Data records for software interfaces:
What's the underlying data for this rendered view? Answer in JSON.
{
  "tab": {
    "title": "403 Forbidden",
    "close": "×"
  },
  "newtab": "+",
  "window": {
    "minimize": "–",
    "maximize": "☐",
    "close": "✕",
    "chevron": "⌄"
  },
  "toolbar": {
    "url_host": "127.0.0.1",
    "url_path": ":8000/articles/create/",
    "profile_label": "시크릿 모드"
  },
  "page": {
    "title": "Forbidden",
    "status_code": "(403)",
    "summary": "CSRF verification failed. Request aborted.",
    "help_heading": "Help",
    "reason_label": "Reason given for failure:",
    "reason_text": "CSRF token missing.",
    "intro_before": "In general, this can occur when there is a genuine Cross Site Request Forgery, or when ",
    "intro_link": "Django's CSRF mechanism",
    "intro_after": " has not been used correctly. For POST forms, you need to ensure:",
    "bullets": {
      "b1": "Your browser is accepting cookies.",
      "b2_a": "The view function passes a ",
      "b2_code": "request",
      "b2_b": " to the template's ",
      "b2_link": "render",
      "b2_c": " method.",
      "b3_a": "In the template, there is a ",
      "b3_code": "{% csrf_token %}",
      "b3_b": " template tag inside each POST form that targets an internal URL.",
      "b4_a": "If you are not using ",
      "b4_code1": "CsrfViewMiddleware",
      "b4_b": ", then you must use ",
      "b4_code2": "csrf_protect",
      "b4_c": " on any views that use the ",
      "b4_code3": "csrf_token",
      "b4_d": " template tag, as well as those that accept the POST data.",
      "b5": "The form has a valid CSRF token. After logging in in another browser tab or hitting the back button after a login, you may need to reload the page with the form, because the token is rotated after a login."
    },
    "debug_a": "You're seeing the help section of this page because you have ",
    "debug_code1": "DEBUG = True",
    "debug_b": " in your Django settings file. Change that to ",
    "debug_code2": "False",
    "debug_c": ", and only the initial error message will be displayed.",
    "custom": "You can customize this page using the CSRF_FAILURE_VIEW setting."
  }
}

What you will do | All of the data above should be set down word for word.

Solution for this problem |
What's the underlying data for this rendered view? Answer in JSON.
{
  "tab": {
    "title": "403 Forbidden",
    "close": "×"
  },
  "newtab": "+",
  "window": {
    "minimize": "–",
    "maximize": "☐",
    "close": "✕",
    "chevron": "⌄"
  },
  "toolbar": {
    "url_host": "127.0.0.1",
    "url_path": ":8000/articles/create/",
    "profile_label": "시크릿 모드"
  },
  "page": {
    "title": "Forbidden",
    "status_code": "(403)",
    "summary": "CSRF verification failed. Request aborted.",
    "help_heading": "Help",
    "reason_label": "Reason given for failure:",
    "reason_text": "CSRF token missing.",
    "intro_before": "In general, this can occur when there is a genuine Cross Site Request Forgery, or when ",
    "intro_link": "Django's CSRF mechanism",
    "intro_after": " has not been used correctly. For POST forms, you need to ensure:",
    "bullets": {
      "b1": "Your browser is accepting cookies.",
      "b2_a": "The view function passes a ",
      "b2_code": "request",
      "b2_b": " to the template's ",
      "b2_link": "render",
      "b2_c": " method.",
      "b3_a": "In the template, there is a ",
      "b3_code": "{% csrf_token %}",
      "b3_b": " template tag inside each POST form that targets an internal URL.",
      "b4_a": "If you are not using ",
      "b4_code1": "CsrfViewMiddleware",
      "b4_b": ", then you must use ",
      "b4_code2": "csrf_protect",
      "b4_c": " on any views that use the ",
      "b4_code3": "csrf_token",
      "b4_d": " template tag, as well as those that accept the POST data.",
      "b5": "The form has a valid CSRF token. After logging in in another browser tab or hitting the back button after a login, you may need to reload the page with the form, because the token is rotated after a login."
    },
    "debug_a": "You're seeing the help section of this page because you have ",
    "debug_code1": "DEBUG = True",
    "debug_b": " in your Django settings file. Change that to ",
    "debug_code2": "False",
    "debug_c": ", and only the initial error message will be displayed.",
    "custom": "You can customize this page using the CSRF_FAILURE_VIEW setting."
  }
}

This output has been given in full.